Town of CBS finds way to make deep savings at the pool, but Mayor allows it will put some people out
The Town of CBS has found a way to save some $180,000 in its budget next year by changing the operating hours and tinkering with the programming at the Recreation Complex, says Mayor Terry French. It’s the first move in what are some pretty tough budget discussions as council works out a spending and revenue plan for 2019, the mayor admitted. French allowed there’s a fair bit of change in the new Town of CBS finds way to make deep savings at the pool, but Mayor allows it will put some people out schedule.
“We’re trying to minimize it as much as we can,” he said. “There will be no change in the hours for the Silhouettes, or to the Bluefins, our swim teams. They’ll remain the same. I think on one day they’ll go an hour later in the afternoon.”
The biggest changes are in the public swimming sessions. Some of the sessions have been getting very low turnouts, French noted.
“We’ve been doing some numbers on it and we actually did a survey with some of the users of the public swims, and the seniors swims,” he said. “We had a shallow water fitness program three days a week averaging five people, for example. We had a seniors’ swim three times a week that was averaging eight people. We had a 1:30 p.m. swim averaging 11 (users).”
The annual operating cost of the pool amount to some $544,000 a year, French said. Up to the time of these changes, that entailed having some staff working split shifts, which meant higher labour costs, he added. With the change in the schedule, the pool won’t open until 2 p.m. on three days of the week, instead of the usual start at noon. Council also considered the demand for private swimming lessons that wasn’t being fully met, French said. By increasing the number of hours for those, the Town is able to increase the amount of revenue it takes in at the pool. The changes will see the pool going from 13 public swims to eight, from three seniors’ swims down to two, and the cutting of the shallow water fitness class to one session a week instead of the three that had been in place.
“Obviously, it will affect staffing,” said French. “It’s basically six hours a week less (operating) time at the pool, but there will a requirement for more hours for people teaching lessons… But it’s no secret, this was a cost savings measure.”
The changes will see a savings of $135,000, mostly in labour costs, and a projected increase of more than $45,000 in revenue from the provision of more swimming lessons, for the net benefit of $180,000.
“If you’re a regular swimmer, you’ll still be able to go just about every day of the week,” said the mayor. French said pools have to be subsidized. “But where do you draw the line?” he asked. “When you’ve got three people showing up for shallow water fitness, or two people, is it really worth the effort of having it? And when you’ve got eight people on average in the pool – so some days it’s 12 or 14 (people), but more days it’s three or four – it makes it tough.”
The mayor said he apologizes for any inconvenience it’s going to cause people, and is fully aware some swimmers are going to be put about it, but the numbers are very low for some of the swims. Is council looking at similar changes to the Town’s two hockey arenas?

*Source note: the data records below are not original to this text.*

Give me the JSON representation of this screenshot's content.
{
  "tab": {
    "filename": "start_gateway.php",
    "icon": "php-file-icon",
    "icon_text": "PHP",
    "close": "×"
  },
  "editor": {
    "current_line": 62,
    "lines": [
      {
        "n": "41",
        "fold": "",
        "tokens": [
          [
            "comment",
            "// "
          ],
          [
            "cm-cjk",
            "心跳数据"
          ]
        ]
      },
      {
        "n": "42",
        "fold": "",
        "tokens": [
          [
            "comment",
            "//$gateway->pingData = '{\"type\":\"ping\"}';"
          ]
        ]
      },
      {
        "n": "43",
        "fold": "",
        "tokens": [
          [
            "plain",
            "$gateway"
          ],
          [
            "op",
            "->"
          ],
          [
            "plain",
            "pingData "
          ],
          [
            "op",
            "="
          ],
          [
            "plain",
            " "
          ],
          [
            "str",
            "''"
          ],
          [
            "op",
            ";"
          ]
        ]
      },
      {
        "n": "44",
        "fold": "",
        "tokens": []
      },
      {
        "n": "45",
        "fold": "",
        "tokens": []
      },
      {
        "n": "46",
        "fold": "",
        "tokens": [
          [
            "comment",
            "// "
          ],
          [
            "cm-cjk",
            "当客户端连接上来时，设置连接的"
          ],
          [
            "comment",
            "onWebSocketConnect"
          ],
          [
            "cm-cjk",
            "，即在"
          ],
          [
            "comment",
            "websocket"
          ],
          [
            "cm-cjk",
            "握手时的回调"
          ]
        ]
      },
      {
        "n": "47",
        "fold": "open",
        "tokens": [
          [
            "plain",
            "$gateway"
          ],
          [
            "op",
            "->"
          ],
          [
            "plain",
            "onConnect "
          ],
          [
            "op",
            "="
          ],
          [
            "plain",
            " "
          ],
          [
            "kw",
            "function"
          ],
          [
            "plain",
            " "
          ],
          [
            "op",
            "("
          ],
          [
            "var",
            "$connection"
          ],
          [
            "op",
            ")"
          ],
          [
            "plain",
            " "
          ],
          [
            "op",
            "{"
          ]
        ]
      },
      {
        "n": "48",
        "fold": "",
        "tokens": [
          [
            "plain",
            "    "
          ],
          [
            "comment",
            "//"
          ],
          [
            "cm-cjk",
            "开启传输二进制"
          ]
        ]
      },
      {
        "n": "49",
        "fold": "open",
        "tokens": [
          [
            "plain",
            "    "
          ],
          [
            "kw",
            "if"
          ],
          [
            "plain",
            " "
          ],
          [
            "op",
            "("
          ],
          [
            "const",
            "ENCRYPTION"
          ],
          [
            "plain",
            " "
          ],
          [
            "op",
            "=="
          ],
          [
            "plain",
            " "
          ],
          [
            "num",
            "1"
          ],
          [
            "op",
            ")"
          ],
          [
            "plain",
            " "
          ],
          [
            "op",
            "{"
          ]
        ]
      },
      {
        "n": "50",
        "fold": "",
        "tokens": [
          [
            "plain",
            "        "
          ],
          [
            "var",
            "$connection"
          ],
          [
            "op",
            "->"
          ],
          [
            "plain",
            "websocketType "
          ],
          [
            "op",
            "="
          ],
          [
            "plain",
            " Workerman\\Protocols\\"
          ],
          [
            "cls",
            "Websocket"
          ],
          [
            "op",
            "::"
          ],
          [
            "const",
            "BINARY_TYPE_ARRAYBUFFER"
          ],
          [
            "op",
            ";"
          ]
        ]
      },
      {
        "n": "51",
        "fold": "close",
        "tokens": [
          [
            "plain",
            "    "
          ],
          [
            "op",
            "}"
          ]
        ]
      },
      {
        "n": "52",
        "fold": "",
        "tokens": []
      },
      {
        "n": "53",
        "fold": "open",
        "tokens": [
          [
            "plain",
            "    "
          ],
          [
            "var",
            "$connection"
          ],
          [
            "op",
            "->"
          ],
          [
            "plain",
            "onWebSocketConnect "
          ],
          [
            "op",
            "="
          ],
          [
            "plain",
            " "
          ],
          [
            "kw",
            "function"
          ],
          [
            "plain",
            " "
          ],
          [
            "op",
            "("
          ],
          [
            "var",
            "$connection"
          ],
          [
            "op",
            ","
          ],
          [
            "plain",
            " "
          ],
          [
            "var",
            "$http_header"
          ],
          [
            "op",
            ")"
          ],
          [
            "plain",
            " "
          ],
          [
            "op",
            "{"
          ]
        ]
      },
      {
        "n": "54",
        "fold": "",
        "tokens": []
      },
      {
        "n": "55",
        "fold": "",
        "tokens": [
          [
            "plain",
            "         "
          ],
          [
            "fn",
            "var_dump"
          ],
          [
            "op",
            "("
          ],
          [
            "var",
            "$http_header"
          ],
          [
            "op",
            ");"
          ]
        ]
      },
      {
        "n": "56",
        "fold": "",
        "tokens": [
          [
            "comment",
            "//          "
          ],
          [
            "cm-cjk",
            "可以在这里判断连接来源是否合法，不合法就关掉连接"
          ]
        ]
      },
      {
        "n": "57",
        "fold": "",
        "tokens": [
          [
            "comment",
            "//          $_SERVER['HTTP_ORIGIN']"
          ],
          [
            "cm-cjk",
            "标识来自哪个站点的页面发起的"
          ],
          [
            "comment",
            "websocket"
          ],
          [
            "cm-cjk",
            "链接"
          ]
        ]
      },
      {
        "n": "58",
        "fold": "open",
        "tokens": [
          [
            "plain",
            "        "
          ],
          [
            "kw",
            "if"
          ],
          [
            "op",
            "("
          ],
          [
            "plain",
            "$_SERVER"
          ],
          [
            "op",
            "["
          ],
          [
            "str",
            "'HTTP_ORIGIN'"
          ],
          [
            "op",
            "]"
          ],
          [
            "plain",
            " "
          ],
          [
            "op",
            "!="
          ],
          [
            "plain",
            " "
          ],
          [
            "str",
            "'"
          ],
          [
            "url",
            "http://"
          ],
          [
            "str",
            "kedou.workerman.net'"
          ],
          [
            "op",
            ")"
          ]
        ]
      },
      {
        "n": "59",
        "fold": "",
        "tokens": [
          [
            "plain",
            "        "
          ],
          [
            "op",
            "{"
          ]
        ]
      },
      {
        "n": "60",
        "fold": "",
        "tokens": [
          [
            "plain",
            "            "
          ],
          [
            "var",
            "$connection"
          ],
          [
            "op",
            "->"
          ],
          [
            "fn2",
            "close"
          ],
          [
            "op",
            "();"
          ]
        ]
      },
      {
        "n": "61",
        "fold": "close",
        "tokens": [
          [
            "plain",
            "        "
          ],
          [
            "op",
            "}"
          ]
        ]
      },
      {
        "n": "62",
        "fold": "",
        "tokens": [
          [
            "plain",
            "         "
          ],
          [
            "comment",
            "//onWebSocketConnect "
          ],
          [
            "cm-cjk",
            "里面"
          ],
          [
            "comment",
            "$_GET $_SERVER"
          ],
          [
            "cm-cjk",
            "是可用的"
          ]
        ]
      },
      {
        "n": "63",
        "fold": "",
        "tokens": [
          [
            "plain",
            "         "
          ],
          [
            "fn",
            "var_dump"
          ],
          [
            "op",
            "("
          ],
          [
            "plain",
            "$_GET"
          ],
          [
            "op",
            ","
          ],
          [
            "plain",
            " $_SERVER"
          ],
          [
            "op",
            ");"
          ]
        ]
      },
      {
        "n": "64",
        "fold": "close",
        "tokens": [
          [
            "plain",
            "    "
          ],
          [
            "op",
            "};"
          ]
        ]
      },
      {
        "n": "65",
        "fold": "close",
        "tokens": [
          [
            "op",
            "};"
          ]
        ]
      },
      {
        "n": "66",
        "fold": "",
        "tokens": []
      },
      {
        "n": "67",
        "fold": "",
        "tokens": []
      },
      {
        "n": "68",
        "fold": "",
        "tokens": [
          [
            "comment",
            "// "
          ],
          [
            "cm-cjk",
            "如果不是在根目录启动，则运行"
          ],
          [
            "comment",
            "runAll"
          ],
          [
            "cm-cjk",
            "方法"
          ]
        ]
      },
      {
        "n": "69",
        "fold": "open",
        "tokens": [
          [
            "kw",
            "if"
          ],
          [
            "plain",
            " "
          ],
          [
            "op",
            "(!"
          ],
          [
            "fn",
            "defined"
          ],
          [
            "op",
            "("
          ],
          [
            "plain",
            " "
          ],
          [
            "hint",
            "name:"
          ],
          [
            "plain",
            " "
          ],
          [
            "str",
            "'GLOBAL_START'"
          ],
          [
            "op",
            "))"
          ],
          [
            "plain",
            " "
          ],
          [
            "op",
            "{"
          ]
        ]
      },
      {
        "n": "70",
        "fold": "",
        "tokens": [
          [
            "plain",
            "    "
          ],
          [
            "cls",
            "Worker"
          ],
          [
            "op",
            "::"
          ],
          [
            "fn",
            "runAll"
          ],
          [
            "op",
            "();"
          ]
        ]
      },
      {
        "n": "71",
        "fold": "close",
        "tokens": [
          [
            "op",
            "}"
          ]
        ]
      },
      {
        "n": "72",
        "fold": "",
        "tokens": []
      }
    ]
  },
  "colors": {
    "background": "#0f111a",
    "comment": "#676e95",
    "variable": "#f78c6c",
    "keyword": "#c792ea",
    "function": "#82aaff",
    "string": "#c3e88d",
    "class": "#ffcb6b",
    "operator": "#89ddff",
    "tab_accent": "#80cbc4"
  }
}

“We’re looking at everything,” French said. “The only thing is, at peak times in the arena, they’re pretty busy. There are times throughout the day when the arenas are generally busy and even though there is lots of dead time in the arenas when there’s nothing (going on), you’ve still got to have a staff person there to keep the machinery running. So, it’s a little different environment, but I can assure you, we’re looking across all departments to try to find ways to save money.”
French said council and staff have had numerous budget meetings as it gets ready to finalize its 2018 spending plan, which by provincial law, has to be adopted before the end of 2018.
“There are tough decisions,” said French. “You know the way it gets: you weight it out and two or three people can live with it and two or three people can’t, for all kinds of reasons… We’re getting there, but there’s still a bit of this stuff to do. And, of course, we’re always concerned about taxes increases.”
French said nobody on council wants to raise taxes, but due to the state of the economy and the increasing costs the Town has in paying its bills, a tax increase is possible.
“You’ve got to either find savings, reduce services, or increase taxes,” said French. “That’s just the nature of it… But let me tell you, from a personal perspective, one of the reasons I ran for council was because I was absolutely fed up with the cost of my tax bill. That was probably one of the single biggest reasons I got on, to try to find ways to make it more efficient in running the town so that we wouldn’t have to pay the taxes that we have to pay. But everything is on the table right now, there’s no doubt about it.”
French said there are many things that it would be nice for the Town to be able to do, such as keeping the pool open longer or being able to provide enough staff to walk the dogs that are picked up by animal control.
“Although they are nice things to do, we’ve got to get back to fixing roads, snow clearing and the basic services that we have to provide, the life issues that we have to protect, like putting sidewalks down for the kids to walk to school,” he argued. “These are big ticket items that are not nice things to do, they are must dos. And that’s where we’re trying to focus now, on the must dos. Unfortunately, we might have to sacrifice some of the nice things to do.”